◆ PROBLEM DETAILS
Within the material below, how many lines carry the word "label"? Answer with a single number.

◆ RECORD EXCERPTS
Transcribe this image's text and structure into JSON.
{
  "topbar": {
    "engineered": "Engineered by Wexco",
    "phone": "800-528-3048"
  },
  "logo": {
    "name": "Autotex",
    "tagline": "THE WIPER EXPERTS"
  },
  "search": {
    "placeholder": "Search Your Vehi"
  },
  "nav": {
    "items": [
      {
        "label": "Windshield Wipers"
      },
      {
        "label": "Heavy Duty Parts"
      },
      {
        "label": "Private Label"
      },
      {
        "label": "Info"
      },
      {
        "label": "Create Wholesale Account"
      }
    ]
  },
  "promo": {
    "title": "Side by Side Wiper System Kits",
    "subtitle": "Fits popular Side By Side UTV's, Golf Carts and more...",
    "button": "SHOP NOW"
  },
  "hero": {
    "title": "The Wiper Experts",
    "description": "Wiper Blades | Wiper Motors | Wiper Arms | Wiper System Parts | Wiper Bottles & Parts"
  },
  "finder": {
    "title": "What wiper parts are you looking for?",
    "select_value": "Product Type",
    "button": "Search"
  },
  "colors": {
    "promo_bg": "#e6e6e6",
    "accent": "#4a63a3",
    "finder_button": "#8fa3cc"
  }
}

◆ PROBLEM SOLUTION
5